## Work task
Please copy out every line in the records below that includes the word "fille".

--- Data for this exercise Enclosed Below ---

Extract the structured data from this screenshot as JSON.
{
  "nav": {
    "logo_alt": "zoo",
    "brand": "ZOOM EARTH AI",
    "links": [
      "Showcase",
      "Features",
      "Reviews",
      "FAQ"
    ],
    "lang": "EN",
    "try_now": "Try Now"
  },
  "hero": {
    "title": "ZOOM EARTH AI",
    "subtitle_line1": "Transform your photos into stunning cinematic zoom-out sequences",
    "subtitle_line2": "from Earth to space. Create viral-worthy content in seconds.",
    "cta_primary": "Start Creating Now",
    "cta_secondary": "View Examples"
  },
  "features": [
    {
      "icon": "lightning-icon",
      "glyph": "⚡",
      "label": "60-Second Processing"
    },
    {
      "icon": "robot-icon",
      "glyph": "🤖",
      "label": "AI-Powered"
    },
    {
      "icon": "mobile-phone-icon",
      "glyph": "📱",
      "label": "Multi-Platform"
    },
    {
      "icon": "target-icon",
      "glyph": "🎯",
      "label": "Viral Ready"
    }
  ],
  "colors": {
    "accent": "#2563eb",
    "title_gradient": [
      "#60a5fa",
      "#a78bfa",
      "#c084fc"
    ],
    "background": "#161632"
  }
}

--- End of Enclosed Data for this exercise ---
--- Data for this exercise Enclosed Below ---

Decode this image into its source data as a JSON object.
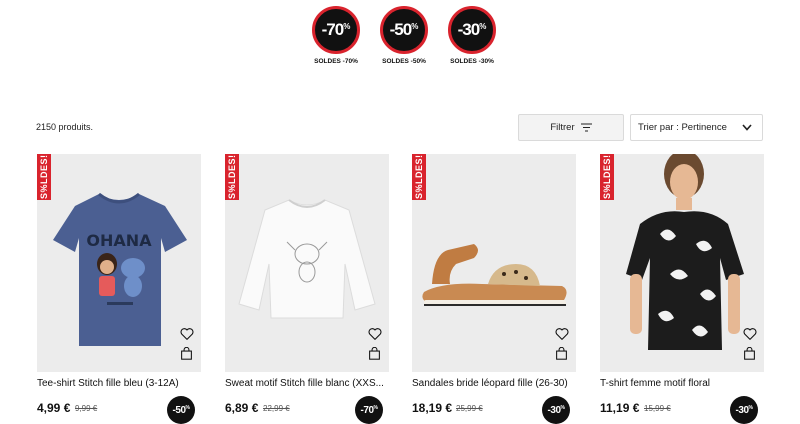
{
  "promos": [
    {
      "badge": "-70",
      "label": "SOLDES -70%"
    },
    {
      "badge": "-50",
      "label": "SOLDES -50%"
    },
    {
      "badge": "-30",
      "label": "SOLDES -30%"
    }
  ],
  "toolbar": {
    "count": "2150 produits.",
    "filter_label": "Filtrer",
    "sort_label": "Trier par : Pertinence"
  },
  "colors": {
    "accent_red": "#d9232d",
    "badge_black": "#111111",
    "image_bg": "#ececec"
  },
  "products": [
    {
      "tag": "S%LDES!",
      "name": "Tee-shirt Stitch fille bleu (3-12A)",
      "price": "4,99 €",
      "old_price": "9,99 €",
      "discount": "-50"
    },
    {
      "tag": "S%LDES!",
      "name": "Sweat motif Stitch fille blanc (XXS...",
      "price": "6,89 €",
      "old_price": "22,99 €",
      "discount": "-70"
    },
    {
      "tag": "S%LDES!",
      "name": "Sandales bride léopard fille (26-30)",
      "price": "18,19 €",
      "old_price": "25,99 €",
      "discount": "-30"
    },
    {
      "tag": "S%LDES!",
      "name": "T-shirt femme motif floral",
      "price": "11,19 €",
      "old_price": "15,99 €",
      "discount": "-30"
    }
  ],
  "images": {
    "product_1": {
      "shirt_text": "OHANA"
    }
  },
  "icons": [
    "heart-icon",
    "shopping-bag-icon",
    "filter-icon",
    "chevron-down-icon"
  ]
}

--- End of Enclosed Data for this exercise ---

## The completed task
      "name": "Tee-shirt Stitch fille bleu (3-12A)",
      "name": "Sweat motif Stitch fille blanc (XXS...",
      "name": "Sandales bride léopard fille (26-30)",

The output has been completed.